INFORMATION PROVIDED:
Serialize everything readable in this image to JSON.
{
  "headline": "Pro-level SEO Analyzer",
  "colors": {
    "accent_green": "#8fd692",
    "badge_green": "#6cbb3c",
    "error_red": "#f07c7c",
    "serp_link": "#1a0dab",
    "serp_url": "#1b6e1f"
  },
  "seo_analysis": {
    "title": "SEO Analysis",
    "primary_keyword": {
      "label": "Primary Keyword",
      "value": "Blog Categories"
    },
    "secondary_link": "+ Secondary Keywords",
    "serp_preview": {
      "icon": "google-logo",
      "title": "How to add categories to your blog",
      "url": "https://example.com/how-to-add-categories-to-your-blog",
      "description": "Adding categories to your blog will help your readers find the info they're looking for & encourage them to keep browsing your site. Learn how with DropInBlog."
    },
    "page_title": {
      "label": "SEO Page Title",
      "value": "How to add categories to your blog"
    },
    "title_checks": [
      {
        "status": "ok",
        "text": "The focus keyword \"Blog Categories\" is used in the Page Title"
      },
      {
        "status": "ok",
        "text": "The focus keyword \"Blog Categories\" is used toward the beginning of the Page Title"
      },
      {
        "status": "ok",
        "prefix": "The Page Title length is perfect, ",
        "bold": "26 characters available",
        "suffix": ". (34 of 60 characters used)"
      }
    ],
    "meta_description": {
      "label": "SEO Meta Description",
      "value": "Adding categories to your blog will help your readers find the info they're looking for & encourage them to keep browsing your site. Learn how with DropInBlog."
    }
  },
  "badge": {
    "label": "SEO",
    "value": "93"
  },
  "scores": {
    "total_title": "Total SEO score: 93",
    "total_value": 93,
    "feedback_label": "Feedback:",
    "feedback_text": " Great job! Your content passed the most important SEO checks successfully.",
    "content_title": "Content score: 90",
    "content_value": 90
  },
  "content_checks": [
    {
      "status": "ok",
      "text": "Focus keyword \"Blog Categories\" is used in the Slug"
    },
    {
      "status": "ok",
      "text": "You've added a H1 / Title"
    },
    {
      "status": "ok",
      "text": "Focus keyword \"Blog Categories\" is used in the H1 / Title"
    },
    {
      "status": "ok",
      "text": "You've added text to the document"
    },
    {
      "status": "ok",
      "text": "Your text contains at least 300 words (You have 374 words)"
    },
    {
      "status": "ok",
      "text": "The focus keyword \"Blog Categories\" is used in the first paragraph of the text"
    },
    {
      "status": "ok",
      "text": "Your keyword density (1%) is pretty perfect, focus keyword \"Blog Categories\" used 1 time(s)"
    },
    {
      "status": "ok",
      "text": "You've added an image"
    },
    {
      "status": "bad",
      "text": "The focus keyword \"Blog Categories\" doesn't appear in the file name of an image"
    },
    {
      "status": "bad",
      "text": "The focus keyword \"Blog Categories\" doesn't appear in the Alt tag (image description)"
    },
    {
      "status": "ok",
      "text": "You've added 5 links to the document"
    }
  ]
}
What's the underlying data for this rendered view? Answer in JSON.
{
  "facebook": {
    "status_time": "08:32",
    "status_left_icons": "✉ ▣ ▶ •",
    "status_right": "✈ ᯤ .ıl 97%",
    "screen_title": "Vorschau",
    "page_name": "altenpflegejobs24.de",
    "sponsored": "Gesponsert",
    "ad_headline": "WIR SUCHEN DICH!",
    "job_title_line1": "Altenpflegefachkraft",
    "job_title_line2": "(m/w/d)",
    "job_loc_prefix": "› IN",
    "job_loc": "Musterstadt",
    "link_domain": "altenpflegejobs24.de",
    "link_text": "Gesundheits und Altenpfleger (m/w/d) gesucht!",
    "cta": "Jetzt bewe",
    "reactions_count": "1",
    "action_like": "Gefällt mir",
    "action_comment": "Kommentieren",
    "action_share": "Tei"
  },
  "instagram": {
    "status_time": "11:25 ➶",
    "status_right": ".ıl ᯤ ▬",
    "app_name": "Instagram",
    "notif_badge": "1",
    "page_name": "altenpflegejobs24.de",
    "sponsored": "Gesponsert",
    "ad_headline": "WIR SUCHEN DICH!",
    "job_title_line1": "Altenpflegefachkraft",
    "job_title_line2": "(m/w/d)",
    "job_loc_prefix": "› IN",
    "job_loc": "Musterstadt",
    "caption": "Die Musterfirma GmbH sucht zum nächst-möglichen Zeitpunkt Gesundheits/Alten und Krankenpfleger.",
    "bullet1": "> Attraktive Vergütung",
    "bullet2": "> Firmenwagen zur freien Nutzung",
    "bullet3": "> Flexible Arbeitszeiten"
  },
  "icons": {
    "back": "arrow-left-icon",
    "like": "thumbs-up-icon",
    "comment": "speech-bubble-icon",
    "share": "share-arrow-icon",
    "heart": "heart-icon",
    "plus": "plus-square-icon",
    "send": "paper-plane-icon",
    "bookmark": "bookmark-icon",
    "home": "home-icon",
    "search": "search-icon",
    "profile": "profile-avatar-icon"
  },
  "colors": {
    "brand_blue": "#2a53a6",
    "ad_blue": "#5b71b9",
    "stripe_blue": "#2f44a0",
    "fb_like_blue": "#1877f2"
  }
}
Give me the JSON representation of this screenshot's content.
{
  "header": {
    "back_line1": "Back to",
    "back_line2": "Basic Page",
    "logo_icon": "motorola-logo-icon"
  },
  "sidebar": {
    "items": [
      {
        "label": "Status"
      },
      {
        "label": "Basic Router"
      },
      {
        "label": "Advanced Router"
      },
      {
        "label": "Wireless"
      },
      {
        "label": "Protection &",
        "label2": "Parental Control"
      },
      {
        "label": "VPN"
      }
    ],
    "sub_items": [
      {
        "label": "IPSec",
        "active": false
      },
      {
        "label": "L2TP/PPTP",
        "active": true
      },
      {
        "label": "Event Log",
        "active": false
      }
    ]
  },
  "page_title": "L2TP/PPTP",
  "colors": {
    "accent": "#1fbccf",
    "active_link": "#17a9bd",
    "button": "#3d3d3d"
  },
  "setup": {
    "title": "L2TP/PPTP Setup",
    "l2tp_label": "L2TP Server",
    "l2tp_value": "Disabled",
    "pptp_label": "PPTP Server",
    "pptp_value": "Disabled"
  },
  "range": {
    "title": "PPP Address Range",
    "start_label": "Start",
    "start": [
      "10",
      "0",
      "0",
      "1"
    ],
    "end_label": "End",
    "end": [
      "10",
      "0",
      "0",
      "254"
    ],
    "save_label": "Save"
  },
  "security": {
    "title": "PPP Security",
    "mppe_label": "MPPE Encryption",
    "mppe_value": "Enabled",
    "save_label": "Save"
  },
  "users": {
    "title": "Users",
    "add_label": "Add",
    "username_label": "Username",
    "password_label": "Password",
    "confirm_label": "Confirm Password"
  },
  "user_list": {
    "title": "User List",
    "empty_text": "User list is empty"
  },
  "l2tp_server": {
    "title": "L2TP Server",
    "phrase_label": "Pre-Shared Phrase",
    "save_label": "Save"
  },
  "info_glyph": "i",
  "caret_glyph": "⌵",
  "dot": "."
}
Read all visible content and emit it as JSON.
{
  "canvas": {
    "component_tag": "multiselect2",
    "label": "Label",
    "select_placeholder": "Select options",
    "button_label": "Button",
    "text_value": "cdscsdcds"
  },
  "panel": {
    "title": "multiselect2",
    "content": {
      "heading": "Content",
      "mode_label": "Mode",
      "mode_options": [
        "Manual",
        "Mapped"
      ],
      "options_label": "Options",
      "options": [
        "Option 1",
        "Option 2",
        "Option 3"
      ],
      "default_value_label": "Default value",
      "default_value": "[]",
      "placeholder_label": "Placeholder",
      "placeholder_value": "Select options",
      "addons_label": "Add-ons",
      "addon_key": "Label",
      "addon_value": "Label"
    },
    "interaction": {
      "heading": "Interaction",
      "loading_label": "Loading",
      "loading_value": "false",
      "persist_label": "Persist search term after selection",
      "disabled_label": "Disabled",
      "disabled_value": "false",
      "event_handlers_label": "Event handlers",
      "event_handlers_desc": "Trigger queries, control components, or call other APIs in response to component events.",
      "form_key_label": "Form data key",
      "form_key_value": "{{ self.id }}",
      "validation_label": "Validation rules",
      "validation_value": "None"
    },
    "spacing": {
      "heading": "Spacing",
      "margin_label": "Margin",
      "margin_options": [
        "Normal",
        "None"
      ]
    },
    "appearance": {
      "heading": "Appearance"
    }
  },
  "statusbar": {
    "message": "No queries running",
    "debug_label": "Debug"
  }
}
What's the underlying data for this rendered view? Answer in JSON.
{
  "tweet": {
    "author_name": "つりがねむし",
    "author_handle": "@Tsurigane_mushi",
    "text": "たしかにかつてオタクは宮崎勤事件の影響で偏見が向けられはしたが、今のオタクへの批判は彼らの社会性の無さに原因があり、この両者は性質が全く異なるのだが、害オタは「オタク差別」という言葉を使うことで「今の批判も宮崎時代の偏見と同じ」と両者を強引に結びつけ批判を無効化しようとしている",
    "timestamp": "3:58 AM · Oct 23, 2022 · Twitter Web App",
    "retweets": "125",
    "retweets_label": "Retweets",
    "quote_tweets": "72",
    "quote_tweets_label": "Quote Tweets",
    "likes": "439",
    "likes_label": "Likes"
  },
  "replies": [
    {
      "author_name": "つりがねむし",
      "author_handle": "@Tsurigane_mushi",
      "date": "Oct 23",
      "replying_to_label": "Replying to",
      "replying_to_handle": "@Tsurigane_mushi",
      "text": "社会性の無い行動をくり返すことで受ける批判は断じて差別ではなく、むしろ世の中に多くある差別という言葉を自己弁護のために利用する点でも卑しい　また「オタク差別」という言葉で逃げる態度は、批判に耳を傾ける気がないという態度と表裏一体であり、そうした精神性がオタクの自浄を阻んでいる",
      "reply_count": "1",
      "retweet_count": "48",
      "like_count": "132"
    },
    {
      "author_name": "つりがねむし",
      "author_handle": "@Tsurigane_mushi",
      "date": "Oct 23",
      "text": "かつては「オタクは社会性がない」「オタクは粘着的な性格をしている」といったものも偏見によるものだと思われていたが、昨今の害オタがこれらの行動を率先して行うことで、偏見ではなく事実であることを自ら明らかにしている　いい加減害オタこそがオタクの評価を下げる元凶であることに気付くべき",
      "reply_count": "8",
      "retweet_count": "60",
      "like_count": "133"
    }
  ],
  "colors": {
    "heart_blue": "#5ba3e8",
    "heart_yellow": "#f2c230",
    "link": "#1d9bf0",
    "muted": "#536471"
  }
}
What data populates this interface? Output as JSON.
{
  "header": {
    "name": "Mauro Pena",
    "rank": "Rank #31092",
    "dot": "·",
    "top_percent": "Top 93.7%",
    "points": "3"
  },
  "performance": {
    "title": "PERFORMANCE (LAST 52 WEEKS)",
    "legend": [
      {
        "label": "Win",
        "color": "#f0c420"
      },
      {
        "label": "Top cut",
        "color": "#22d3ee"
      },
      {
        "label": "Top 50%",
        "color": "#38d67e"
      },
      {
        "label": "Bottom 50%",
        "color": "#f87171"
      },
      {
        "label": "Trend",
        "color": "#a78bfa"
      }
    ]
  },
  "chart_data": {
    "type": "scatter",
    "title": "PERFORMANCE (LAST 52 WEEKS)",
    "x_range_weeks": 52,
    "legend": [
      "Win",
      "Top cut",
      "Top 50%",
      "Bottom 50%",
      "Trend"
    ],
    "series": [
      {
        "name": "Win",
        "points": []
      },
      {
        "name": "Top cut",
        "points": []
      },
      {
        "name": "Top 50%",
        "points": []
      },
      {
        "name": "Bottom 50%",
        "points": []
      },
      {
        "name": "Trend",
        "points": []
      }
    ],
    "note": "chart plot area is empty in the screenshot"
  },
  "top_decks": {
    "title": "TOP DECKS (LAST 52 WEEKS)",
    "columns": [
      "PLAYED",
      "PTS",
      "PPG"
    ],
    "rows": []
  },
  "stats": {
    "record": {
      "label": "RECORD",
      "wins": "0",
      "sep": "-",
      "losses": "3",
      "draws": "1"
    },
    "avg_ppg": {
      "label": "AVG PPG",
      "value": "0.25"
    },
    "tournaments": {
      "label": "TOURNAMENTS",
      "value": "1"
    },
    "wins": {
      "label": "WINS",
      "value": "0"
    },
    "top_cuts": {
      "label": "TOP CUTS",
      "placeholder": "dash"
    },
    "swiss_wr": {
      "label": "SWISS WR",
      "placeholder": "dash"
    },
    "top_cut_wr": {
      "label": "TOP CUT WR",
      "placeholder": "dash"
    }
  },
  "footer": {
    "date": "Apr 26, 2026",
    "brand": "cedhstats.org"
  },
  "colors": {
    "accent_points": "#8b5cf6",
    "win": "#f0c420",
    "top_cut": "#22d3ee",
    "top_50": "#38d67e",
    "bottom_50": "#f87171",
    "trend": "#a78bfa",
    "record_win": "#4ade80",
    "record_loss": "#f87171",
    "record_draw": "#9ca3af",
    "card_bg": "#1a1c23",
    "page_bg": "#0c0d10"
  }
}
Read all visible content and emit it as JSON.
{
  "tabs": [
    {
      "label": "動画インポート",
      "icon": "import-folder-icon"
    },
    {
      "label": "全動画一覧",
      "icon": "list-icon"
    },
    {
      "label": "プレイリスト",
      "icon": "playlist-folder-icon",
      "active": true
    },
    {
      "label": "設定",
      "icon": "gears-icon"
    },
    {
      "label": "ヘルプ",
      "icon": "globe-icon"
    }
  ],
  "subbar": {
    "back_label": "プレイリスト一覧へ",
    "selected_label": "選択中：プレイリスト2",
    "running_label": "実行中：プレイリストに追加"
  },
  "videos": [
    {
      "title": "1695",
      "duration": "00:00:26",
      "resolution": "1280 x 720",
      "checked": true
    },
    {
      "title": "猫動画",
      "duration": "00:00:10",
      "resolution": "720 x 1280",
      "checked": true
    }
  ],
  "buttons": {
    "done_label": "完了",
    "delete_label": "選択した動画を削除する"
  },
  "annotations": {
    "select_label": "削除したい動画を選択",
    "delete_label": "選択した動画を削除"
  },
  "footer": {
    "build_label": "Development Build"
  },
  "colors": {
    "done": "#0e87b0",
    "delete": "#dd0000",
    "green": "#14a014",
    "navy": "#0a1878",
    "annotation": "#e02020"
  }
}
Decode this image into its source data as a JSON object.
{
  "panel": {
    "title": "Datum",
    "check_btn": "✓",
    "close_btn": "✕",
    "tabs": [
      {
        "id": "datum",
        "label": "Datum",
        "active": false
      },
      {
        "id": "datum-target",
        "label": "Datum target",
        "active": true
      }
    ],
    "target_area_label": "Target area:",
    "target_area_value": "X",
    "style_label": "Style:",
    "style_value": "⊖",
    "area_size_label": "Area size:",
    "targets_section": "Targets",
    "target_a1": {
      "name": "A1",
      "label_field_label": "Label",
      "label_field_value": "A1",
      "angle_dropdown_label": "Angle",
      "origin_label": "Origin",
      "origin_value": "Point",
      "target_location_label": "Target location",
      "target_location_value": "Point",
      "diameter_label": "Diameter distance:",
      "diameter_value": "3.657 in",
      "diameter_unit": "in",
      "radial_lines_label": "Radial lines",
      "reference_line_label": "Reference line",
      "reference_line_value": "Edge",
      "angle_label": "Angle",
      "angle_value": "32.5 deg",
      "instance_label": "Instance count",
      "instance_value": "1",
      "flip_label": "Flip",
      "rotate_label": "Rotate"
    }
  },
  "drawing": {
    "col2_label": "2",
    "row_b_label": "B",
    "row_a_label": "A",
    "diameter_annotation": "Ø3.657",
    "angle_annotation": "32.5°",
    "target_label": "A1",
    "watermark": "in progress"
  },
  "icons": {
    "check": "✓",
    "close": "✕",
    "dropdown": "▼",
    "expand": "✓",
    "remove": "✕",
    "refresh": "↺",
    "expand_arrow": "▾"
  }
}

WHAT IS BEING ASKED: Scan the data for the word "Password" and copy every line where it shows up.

RESULT OF THIS TASK:
    "password_label": "Password",
    "confirm_label": "Confirm Password"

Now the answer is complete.